Questions or Concerns

There is only one ground for a claim under the Inheritance Act, which is that the disposition (or division) of the deceased’s estate, whether following the Will or under the laws of Intestacy, does not make reasonable financial provision for the applicant.

If someone has died, the Inheritance Act allows certain people to make claims against the estate if they have not been reasonably (financially) provided for.

There are a range of funding options which might be available to fund your case.

These include:

  • ‘No win no fee’ agreements
  • Discounted fee agreements
  • Legal expense insurance (often included with home insurance policies).

Where the applicant is a spouse, or a civil partner, of the deceased, ‘reasonable financial provision’ means such provision as would be reasonable in all the circumstances of the case for a husband or wife or a civil partner to receive, whether or not that provision is required
for his or her maintenance. 

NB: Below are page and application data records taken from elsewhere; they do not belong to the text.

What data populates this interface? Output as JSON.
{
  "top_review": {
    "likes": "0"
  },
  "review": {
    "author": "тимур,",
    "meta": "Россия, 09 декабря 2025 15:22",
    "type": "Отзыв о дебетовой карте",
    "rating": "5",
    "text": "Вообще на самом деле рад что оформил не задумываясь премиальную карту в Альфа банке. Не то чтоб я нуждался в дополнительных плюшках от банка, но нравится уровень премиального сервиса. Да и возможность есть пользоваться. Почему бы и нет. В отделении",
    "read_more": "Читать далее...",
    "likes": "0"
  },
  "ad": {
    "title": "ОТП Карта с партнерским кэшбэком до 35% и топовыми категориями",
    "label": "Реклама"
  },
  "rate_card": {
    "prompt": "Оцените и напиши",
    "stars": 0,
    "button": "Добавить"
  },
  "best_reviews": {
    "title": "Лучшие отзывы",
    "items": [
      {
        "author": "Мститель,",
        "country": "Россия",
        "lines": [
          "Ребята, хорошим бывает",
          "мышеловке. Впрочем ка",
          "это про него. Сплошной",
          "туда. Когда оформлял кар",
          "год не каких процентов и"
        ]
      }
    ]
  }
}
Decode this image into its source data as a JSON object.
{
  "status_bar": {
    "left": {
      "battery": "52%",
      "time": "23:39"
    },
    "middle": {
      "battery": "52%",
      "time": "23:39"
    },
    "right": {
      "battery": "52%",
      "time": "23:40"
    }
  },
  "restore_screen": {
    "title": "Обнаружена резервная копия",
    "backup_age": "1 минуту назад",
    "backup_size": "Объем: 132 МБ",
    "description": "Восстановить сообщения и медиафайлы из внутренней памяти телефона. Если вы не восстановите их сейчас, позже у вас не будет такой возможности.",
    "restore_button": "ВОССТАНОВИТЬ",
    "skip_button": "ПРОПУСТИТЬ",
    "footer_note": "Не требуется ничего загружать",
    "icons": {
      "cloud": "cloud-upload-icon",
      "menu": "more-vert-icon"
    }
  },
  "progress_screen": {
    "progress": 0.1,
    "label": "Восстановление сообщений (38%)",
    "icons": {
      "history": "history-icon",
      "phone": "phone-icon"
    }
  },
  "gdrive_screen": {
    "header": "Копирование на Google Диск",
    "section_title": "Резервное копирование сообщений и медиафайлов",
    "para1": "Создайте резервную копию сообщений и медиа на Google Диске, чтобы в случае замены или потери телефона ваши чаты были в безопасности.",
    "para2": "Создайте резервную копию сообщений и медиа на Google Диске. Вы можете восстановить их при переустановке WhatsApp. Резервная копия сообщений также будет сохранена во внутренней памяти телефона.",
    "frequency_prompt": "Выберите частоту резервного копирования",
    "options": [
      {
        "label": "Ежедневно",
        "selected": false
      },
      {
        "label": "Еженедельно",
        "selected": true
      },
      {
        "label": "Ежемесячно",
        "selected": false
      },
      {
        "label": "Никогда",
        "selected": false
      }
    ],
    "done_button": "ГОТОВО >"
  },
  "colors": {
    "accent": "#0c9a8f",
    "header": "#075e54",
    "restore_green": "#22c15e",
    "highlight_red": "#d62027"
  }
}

The court must consider, but is not bound to follow, the likely settlement that would have made within divorce proceedings, if the parties had divorced rather than the deceased having died.

You may hear this referred to as the ‘divorce fiction’.

For all other applicants under the Inheritance Act, ‘reasonable financial provision’ means such provision as it would be reasonable in all the circumstance of the case for the applicant to receive for his maintenance. 

Thus the court will not make an order in these circumstances only because the applicant feels that the Will or Intestacy is unfair or is not as they expected. The applicant must show that he had a reasonable expectation of having his living costs met by the deceased. 

If the applicant was financially independent of the deceased before the date of death, it may be very difficult to show such an expectation.